I’ve been kept out of Spider-Man 3 press screenings (I plan on catching it commercially on Saturday in Manhattan), but last night I finally saw Lucky You, the Eric Bana-Drew Barrymore-Robert Duvall poker movie that’s being thrown up against the Sam Rami behemoth as a kind of sacrificial lamb. Warner Bros. is calling it counter-programming, but they’re basically dumping it. But I can say without question that it’s a pretty good film, and by no stretch is it any kind of burn.
If I’d seen Spider-Man 3 by now I could write that Lucky You is a wiser, richer, smarter movie, and that it’s much more layered and interesting and recognizably human. But I haven’t so I can’t. But if David Poland and Todd McCarthy‘s Spider-Man 3 reviews are anything to go by, Lucky You is the film to catch this weekend if you’re looking for something that’s reasonably satisfying and in many ways engrossing. It is even moderately touching and lightly amusing at times.
I know, I know…who needs adjectives like “reasonably”: and “moderately,” right? 97% of the moviegoers out there don’t want a cool seasoned-atmosphere ride in casinos of Las Vegas this weekend — they want to be smothered in CG by way of a $270 million African elephant engineered by Sony that they know deep down is going to trample them and leave them unfulfilled. Go figure.
I’m no exceptiion. If I’d had a chance to see the IMAX screening of Spider-Man 3 last night, I would have gone — I admit it. But I’m glad I didn’t because I know without really knowing that I saw a better film.
Lucky You is an absorbing, smartly written, welterweight romantic drama about a crafty gambler named Huck Cheever (Bana) who hates his father, L.C. Cheever (Duvall), and is there fore strolling around the casinos in a state of emotional retardation, and therefore in a weakened state in terms of knowing himself and playing the game in a state of full-alert readiness.
As Duvall tells him at one point, “You live your life the way you play cards, and your play cards the way you should live your life.” Or something close to that.

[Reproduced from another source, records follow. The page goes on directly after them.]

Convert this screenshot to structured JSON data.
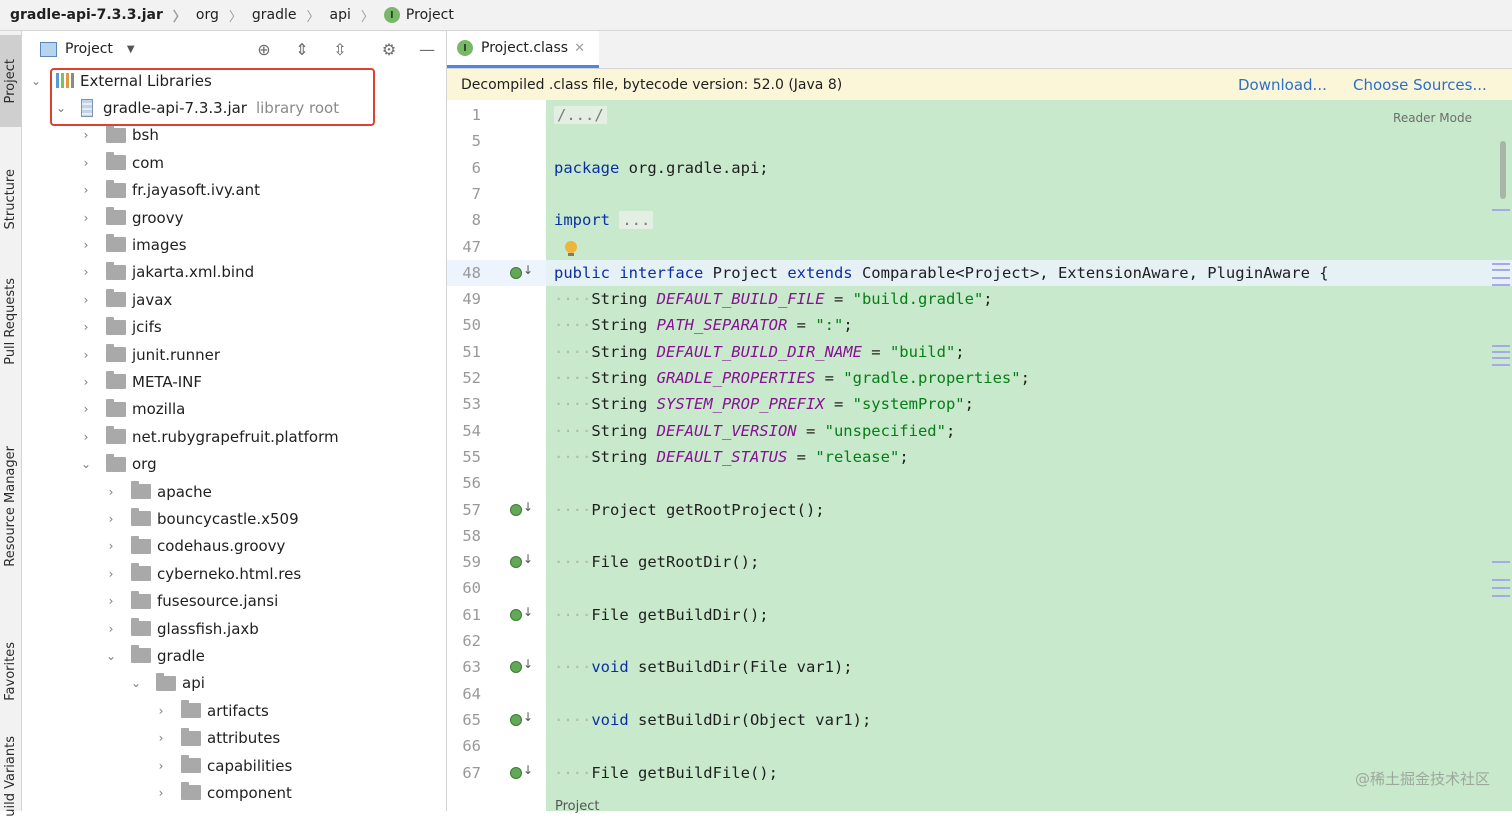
{
  "breadcrumb": [
    "gradle-api-7.3.3.jar",
    "org",
    "gradle",
    "api",
    "Project"
  ],
  "strip_tabs": [
    "Project",
    "Structure",
    "Pull Requests",
    "Resource Manager",
    "Favorites",
    "uild Variants"
  ],
  "panel": {
    "title": "Project",
    "tools": [
      "target-icon",
      "expand-all-icon",
      "collapse-all-icon",
      "gear-icon",
      "minimize-icon"
    ]
  },
  "tree": [
    {
      "label": "External Libraries",
      "depth": 0,
      "icon": "library",
      "expanded": true
    },
    {
      "label": "gradle-api-7.3.3.jar",
      "suffix": "library root",
      "depth": 1,
      "icon": "jar",
      "expanded": true
    },
    {
      "label": "bsh",
      "depth": 2,
      "icon": "folder",
      "expanded": false
    },
    {
      "label": "com",
      "depth": 2,
      "icon": "folder",
      "expanded": false
    },
    {
      "label": "fr.jayasoft.ivy.ant",
      "depth": 2,
      "icon": "folder",
      "expanded": false
    },
    {
      "label": "groovy",
      "depth": 2,
      "icon": "folder",
      "expanded": false
    },
    {
      "label": "images",
      "depth": 2,
      "icon": "folder",
      "expanded": false
    },
    {
      "label": "jakarta.xml.bind",
      "depth": 2,
      "icon": "folder",
      "expanded": false
    },
    {
      "label": "javax",
      "depth": 2,
      "icon": "folder",
      "expanded": false
    },
    {
      "label": "jcifs",
      "depth": 2,
      "icon": "folder",
      "expanded": false
    },
    {
      "label": "junit.runner",
      "depth": 2,
      "icon": "folder",
      "expanded": false
    },
    {
      "label": "META-INF",
      "depth": 2,
      "icon": "folder",
      "expanded": false
    },
    {
      "label": "mozilla",
      "depth": 2,
      "icon": "folder",
      "expanded": false
    },
    {
      "label": "net.rubygrapefruit.platform",
      "depth": 2,
      "icon": "folder",
      "expanded": false
    },
    {
      "label": "org",
      "depth": 2,
      "icon": "folder",
      "expanded": true
    },
    {
      "label": "apache",
      "depth": 3,
      "icon": "folder",
      "expanded": false
    },
    {
      "label": "bouncycastle.x509",
      "depth": 3,
      "icon": "folder",
      "expanded": false
    },
    {
      "label": "codehaus.groovy",
      "depth": 3,
      "icon": "folder",
      "expanded": false
    },
    {
      "label": "cyberneko.html.res",
      "depth": 3,
      "icon": "folder",
      "expanded": false
    },
    {
      "label": "fusesource.jansi",
      "depth": 3,
      "icon": "folder",
      "expanded": false
    },
    {
      "label": "glassfish.jaxb",
      "depth": 3,
      "icon": "folder",
      "expanded": false
    },
    {
      "label": "gradle",
      "depth": 3,
      "icon": "folder",
      "expanded": true
    },
    {
      "label": "api",
      "depth": 4,
      "icon": "folder",
      "expanded": true
    },
    {
      "label": "artifacts",
      "depth": 5,
      "icon": "folder",
      "expanded": false
    },
    {
      "label": "attributes",
      "depth": 5,
      "icon": "folder",
      "expanded": false
    },
    {
      "label": "capabilities",
      "depth": 5,
      "icon": "folder",
      "expanded": false
    },
    {
      "label": "component",
      "depth": 5,
      "icon": "folder",
      "expanded": false
    }
  ],
  "editor": {
    "tab_label": "Project.class",
    "tab_badge": "I",
    "notice": "Decompiled .class file, bytecode version: 52.0 (Java 8)",
    "download_link": "Download...",
    "sources_link": "Choose Sources...",
    "reader_mode": "Reader Mode",
    "footer_crumb": "Project",
    "watermark": "@稀土掘金技术社区",
    "lines": [
      {
        "n": "1",
        "segs": [
          [
            "fold",
            "/.../"
          ]
        ]
      },
      {
        "n": "5",
        "segs": []
      },
      {
        "n": "6",
        "segs": [
          [
            "kw",
            "package"
          ],
          [
            "",
            " org.gradle.api;"
          ]
        ]
      },
      {
        "n": "7",
        "segs": []
      },
      {
        "n": "8",
        "segs": [
          [
            "kw",
            "import"
          ],
          [
            "",
            " "
          ],
          [
            "fold",
            "..."
          ]
        ]
      },
      {
        "n": "47",
        "segs": [],
        "bulb": true
      },
      {
        "n": "48",
        "segs": [
          [
            "kw",
            "public interface"
          ],
          [
            "",
            " Project "
          ],
          [
            "kw",
            "extends"
          ],
          [
            "",
            " Comparable<Project>, ExtensionAware, PluginAware {"
          ]
        ],
        "marker": true,
        "highlight": true
      },
      {
        "n": "49",
        "segs": [
          [
            "dots",
            "····"
          ],
          [
            "",
            "String "
          ],
          [
            "cn",
            "DEFAULT_BUILD_FILE"
          ],
          [
            "",
            " = "
          ],
          [
            "st",
            "\"build.gradle\""
          ],
          [
            "",
            ";"
          ]
        ]
      },
      {
        "n": "50",
        "segs": [
          [
            "dots",
            "····"
          ],
          [
            "",
            "String "
          ],
          [
            "cn",
            "PATH_SEPARATOR"
          ],
          [
            "",
            " = "
          ],
          [
            "st",
            "\":\""
          ],
          [
            "",
            ";"
          ]
        ]
      },
      {
        "n": "51",
        "segs": [
          [
            "dots",
            "····"
          ],
          [
            "",
            "String "
          ],
          [
            "cn",
            "DEFAULT_BUILD_DIR_NAME"
          ],
          [
            "",
            " = "
          ],
          [
            "st",
            "\"build\""
          ],
          [
            "",
            ";"
          ]
        ]
      },
      {
        "n": "52",
        "segs": [
          [
            "dots",
            "····"
          ],
          [
            "",
            "String "
          ],
          [
            "cn",
            "GRADLE_PROPERTIES"
          ],
          [
            "",
            " = "
          ],
          [
            "st",
            "\"gradle.properties\""
          ],
          [
            "",
            ";"
          ]
        ]
      },
      {
        "n": "53",
        "segs": [
          [
            "dots",
            "····"
          ],
          [
            "",
            "String "
          ],
          [
            "cn",
            "SYSTEM_PROP_PREFIX"
          ],
          [
            "",
            " = "
          ],
          [
            "st",
            "\"systemProp\""
          ],
          [
            "",
            ";"
          ]
        ]
      },
      {
        "n": "54",
        "segs": [
          [
            "dots",
            "····"
          ],
          [
            "",
            "String "
          ],
          [
            "cn",
            "DEFAULT_VERSION"
          ],
          [
            "",
            " = "
          ],
          [
            "st",
            "\"unspecified\""
          ],
          [
            "",
            ";"
          ]
        ]
      },
      {
        "n": "55",
        "segs": [
          [
            "dots",
            "····"
          ],
          [
            "",
            "String "
          ],
          [
            "cn",
            "DEFAULT_STATUS"
          ],
          [
            "",
            " = "
          ],
          [
            "st",
            "\"release\""
          ],
          [
            "",
            ";"
          ]
        ]
      },
      {
        "n": "56",
        "segs": []
      },
      {
        "n": "57",
        "segs": [
          [
            "dots",
            "····"
          ],
          [
            "",
            "Project getRootProject();"
          ]
        ],
        "marker": true
      },
      {
        "n": "58",
        "segs": []
      },
      {
        "n": "59",
        "segs": [
          [
            "dots",
            "····"
          ],
          [
            "",
            "File getRootDir();"
          ]
        ],
        "marker": true
      },
      {
        "n": "60",
        "segs": []
      },
      {
        "n": "61",
        "segs": [
          [
            "dots",
            "····"
          ],
          [
            "",
            "File getBuildDir();"
          ]
        ],
        "marker": true
      },
      {
        "n": "62",
        "segs": []
      },
      {
        "n": "63",
        "segs": [
          [
            "dots",
            "····"
          ],
          [
            "kw",
            "void"
          ],
          [
            "",
            " setBuildDir(File var1);"
          ]
        ],
        "marker": true
      },
      {
        "n": "64",
        "segs": []
      },
      {
        "n": "65",
        "segs": [
          [
            "dots",
            "····"
          ],
          [
            "kw",
            "void"
          ],
          [
            "",
            " setBuildDir(Object var1);"
          ]
        ],
        "marker": true
      },
      {
        "n": "66",
        "segs": []
      },
      {
        "n": "67",
        "segs": [
          [
            "dots",
            "····"
          ],
          [
            "",
            "File getBuildFile();"
          ]
        ],
        "marker": true
      }
    ]
  }
}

Huck meets and falls in love with a nice girl named Billie (Barrymore), but spends part of the movie betraying her or letting her down, and the rest of the time screw- ing up and getting knocked back and always glaring at Duvall when they face each other at the poker table, but he eventually comes to a kind of emotional epiphany — a place where he feels settled or least less conflicted.
That, more or less, is the story, and if there’s a problem with the third-act resolution it’s that it seems to come a little too easily as far as the Bana-Duvall conflict is concerned. But the deep Vegas-ness of this movie is what counts, and that’s a result of the craft and the finely-tuned polish that comes with any Hanson film. It’s layered with tangy atmosphere, thought-out older-guy dialogue, engaging performances (Bana’s best since Black Hawk Down) and an aura of believability that gets you early on.
Lucky You has at least two great scenes — a bargaining-marketing duel in a pawn shop between Bana and Phyllis Somerville (Little Children), and a kind of emotional showdown between Bana and Duvall in a Vegas luncheonette.
Plus it has an assortment of amusing wiseguy characters (including a geeky gambler who’s been implanted with a pair of fake boobs as part of a bet) and a keen sense of mathematical engagement. Like any realistic poker flick it holds your attention by making you into a player — before you know it you’re doing your best to count cards and read faces and factor the odds and decide whether to raise or check or fold.
As gambling movies go, Lucky You is almost (and sometimes is) on the level of Robert Altman‘s California Split. It felt as satisfying as John Dahl‘s Rounders, and it’s a hell of lot better (for my money) than The Cincinatti Kid. I’m giving it a solid 8…okay, an 8.5.
Bana is no longer an accursed actor whose presence invites or guarantees financial failure. Not that anyone expects Lucky You to make any real money, but Bana’s Huck Cheever performance is…I’m not going to quite say masterful or revelatory, but I quite enjoyed his company and especially his poker intelligence from the get-go.
Principal photography on this hard-luck movie wrapped almost two years ago, and the final tab is something like $50 million bucks. It doesn’t feel like $50 million — more like $25 or $30 million, tops. It obviously tested in the toilet or Warner Bros. wouldn’t have paid for extra shooting (which I think happened late last year or the previous summer — nobody will tell me when.) Lucky You was supposed to come out 9.8.06, then 10.27.06 and then 3.16.07. And now it’s being thrown to the wolves this weekend. A baahing little lamb tethered to an iron post.
John Horn reported in the L.A. Times this morning that “some half-dozen different cuts [of the film] have failed to wow preview audiences, and the studio is now cutting back on its marketing push.”
A few months ago I called Lucky You the most unloved and unwanted Curtis Han- son gambling movie in U.S. history. It is still is that, but it’s a better-than- decent film, and if you can’t get into a particular Spider-Man 3 show this weekend you could do a lot worse than pay to see it,